What’s the best way to refuel after a long day of sightseeing in Italy? Pizza, of course! But where can you find the best pizza in Italy? And what’s the difference between Roman pizza and Neapolitan pizza? Read on for tips on finding the perfect pizza!
Pizza in Italy – one of the culinary wonders of the world
Pizza is such an integral part of Italian food culture that it came as no surprise when Neapolitan pizza was awarded UNESCO status. Whether you eat it al taglio (by the slice) while on the go, or prefer a whole pizza in a traditional pizzeria, you’re unlikely to be disappointed.
However, while it’s possible to find excellent pizza pretty much everywhere in Italy, two cities are particularly famous: Rome and Naples. So, if you want to try the best of the best, it’s time to head south.
Roman pizza vs Neapolitan pizza – what’s the difference?
To put it simply, Roman pizza tends to be thin and crispy, while Neapolitan pizza is thicker and doughier.

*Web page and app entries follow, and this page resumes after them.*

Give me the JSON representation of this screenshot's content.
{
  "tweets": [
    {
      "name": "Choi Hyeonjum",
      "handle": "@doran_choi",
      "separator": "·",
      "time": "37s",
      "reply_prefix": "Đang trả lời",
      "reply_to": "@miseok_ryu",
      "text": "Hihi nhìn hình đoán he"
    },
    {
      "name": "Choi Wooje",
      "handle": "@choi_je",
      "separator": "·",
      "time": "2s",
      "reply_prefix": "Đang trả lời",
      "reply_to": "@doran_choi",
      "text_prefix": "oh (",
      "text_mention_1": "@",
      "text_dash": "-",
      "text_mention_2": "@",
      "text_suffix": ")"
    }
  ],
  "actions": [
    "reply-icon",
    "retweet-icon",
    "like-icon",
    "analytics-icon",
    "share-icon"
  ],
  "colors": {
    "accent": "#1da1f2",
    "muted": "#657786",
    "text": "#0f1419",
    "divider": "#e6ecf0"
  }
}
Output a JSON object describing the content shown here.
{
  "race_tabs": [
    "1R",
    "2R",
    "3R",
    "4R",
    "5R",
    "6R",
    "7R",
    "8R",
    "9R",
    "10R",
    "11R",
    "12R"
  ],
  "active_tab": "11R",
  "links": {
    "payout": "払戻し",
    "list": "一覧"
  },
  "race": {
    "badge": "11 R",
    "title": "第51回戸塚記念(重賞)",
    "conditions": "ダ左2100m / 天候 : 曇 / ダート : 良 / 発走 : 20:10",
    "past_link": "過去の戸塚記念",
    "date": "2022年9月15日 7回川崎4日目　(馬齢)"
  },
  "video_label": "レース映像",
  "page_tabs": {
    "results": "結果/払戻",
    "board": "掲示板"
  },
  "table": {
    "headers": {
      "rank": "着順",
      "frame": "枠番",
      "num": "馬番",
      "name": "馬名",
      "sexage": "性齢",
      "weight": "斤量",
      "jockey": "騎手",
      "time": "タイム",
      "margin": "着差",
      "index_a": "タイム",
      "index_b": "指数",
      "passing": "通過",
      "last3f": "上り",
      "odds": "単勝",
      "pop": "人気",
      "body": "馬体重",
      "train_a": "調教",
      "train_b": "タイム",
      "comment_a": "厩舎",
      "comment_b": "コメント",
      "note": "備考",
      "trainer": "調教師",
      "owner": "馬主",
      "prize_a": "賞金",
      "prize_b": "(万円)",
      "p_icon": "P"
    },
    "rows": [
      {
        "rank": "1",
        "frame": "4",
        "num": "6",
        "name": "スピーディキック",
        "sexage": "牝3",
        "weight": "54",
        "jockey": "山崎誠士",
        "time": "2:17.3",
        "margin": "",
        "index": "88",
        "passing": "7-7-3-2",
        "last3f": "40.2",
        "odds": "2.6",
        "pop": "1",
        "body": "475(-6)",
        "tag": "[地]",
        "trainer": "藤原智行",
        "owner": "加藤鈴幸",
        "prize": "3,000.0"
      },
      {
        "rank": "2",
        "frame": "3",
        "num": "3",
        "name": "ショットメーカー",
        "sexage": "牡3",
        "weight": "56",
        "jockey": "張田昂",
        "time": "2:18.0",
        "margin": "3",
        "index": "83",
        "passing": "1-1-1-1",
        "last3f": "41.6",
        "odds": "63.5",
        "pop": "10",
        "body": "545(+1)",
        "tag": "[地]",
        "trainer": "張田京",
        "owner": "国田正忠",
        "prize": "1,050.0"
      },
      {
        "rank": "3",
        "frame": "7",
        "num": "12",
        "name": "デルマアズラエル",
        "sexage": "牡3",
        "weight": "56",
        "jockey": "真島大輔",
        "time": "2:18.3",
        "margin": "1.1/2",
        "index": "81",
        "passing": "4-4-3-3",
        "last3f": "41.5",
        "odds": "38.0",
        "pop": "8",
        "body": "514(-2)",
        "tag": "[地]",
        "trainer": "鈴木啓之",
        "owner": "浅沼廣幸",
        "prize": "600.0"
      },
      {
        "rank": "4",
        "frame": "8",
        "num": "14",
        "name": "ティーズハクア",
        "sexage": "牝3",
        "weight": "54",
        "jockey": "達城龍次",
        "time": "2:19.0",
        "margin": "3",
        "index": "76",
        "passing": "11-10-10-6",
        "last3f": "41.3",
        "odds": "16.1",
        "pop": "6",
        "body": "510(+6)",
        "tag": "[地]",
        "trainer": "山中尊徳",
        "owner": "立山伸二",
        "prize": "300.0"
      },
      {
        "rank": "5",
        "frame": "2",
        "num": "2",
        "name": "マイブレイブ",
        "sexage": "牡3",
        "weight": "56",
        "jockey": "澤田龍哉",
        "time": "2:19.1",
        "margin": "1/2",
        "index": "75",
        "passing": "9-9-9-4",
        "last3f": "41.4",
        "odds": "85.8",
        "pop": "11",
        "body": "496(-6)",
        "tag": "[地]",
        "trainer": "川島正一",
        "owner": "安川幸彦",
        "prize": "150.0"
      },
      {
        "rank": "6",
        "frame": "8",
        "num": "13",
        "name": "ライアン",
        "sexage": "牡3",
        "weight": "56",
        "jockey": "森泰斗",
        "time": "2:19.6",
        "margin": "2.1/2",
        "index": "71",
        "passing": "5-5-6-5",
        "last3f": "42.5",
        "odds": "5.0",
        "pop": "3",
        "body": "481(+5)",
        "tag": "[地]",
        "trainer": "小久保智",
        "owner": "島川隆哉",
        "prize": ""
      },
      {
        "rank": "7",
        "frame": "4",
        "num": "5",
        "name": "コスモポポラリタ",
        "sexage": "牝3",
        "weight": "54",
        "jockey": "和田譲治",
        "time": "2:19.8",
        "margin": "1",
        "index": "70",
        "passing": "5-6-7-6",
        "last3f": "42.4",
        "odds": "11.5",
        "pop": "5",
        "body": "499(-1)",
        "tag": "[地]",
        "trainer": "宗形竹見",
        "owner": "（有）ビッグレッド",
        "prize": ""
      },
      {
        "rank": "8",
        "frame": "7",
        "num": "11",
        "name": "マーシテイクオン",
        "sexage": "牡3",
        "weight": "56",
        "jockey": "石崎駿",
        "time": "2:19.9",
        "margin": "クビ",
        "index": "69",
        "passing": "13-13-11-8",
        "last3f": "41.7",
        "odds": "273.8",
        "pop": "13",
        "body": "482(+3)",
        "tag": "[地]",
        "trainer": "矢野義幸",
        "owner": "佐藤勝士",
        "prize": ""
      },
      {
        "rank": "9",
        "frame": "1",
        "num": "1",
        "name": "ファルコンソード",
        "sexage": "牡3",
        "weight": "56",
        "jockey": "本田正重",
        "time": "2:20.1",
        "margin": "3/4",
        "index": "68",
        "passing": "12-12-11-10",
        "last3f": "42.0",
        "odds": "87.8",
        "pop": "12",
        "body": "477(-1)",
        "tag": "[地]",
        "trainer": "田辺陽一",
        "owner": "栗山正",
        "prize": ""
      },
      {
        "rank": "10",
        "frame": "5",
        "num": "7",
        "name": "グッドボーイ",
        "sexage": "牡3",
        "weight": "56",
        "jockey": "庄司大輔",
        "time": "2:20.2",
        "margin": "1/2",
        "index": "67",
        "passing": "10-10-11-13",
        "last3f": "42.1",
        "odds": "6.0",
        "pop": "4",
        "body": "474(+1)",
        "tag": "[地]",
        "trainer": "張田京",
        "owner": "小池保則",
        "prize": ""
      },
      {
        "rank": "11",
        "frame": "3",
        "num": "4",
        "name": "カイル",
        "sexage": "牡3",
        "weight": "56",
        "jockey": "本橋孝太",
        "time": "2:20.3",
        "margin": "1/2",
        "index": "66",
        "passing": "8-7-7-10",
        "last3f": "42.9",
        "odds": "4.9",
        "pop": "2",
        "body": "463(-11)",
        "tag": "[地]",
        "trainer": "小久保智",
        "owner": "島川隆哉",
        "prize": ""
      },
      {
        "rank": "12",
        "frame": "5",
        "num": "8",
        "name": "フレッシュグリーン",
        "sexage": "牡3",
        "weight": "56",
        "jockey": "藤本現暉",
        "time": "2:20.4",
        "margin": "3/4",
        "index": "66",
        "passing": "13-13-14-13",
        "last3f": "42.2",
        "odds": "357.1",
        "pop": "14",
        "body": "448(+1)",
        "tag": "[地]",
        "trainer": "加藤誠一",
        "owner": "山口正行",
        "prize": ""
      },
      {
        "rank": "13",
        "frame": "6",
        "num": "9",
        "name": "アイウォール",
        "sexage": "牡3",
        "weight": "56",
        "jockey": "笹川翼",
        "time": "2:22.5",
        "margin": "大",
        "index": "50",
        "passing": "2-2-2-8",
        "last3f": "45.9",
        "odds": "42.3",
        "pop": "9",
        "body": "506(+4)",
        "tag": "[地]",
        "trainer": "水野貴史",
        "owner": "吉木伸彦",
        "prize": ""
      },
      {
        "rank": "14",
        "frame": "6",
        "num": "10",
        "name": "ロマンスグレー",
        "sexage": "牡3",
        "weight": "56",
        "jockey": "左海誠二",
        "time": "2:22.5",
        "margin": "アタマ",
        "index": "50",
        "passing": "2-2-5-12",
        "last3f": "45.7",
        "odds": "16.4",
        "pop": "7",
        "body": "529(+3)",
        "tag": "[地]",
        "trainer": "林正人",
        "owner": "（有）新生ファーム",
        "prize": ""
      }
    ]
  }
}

The classic Roman pizza is paper thin with minimal crust. It’s lighter and less filling, which could be a good thing or a bad thing, depending on your hunger. It may not fill you up as much, but it’s also less likely to leave you feeling bloated. It’s not policed in the same way as Neapolitan pizza, so there’s a little more freedom for Roman pizza-makers to use creative license. Especially in al taglio pizzerias, you will find interesting pizza topping combinations.
In traditional Roman pizzerias you’ll find mostly classics like Margherita, Diavola and Capricciosa.
Neapolitan pizza is much heavier. The crust is thicker and fluffier, and the pizza is often smaller than a Roman pizza (but much more filling). Neapolitans are quite traditional when it comes to toppings, preferring the simplicity of a Margherita or Marinara, though some pizzerias have extensive menus.
Naturally, Romans and Neapolitans tend to prefer the local pizza, but when it comes to the fundamental question of “Which is better?” there’s no clear answer. Pizza is personal – it depends on your tastes, and perhaps how hungry you are in that moment.
Just don’t ask for pineapple or make the mistake of offering a pineapple pizza to a Neapolitan.
Best pizza places in Rome
To find the best pizza in Rome, go to pizzerias. That may sound obvious, but keep in mind that there are lots of ordinary restaurants that have pizza on the menu. Your chances of finding a mouth-wateringly delicious pizza are much higher if you go to a pizzeria.
In central Rome, two of the most popular and famous pizzerias are Da Baffetto and La Montecarlo. Pizzeria Emma is a bit more pricy but is renowned for its light-as-air pizzas with quality ingredients.
However, not all of the best pizza places are located in the historic centre. Locals in the know go to Seu Pizza Illuminati, located in Trastevere, or La Gatta Mangiona, a Monteverde pizzeria specialised in Neapolitan pizza. They may seem off the beaten path for a tourist, but we promise you will eat some superior pizza!
Testaccio, another residential neighbourhood, is becoming increasingly well-known as foodie tourist destination. Da Remo is one of the most famous pizzerias in Rome, serving up delicious Roman pizza in chaotic yet authentic surroundings. For excellent pizza by the slice and more unusual toppings (such as pear and gorgonzola, or prosciutto and figs), try Casa Manco in the Testaccio food market. A pizzeria al taglio you certainly cannot miss is the famous Pizzarium by the celebrity pizza-maker Gabriele Bonci, who makes both traditional pizzas (but always using real high quality ingredients) and more experimental ones.
Best pizza places in Naples
The most famous pizzeria in Naples is Sorbillo. The crowds can be overwhelming, but the pizza certainly doesn’t disappoint. Nearby Di Matteo and Da Michele are also generally regarded as some of the best pizzerias in Naples. Da Michele takes a somewhat purist approach to pizza, as the only options are Margherita or Marinara. Starita is another great option for traditional Neapolitan pizza, which is a little less chaotic because it’s located off the tourist trail in the Materdei neighbourhood.
Brandi prides itself on being the birthplace of pizza, but although it’s good, it’s not one of the best. If your priority is taste rather than history, take a walk along the seafront to reach 50 Kalò, a highly rated modern pizzeria which specialises in “more digestible” dough.
If you want to eat at one of the best pizza places in Naples, get there early (before 7:30), or be prepared to queue for an hour. However, you should also keep in mind that when you’re in the home of pizza. It’s virtually impossible to eat a pizza that’s anything less than delicious. So, if you don’t want to wait in line, try a less famous pizzeria such as the excellent Locanda del Grifo.
Read more: Where to find the best local dishes in Naples (CNN Travel)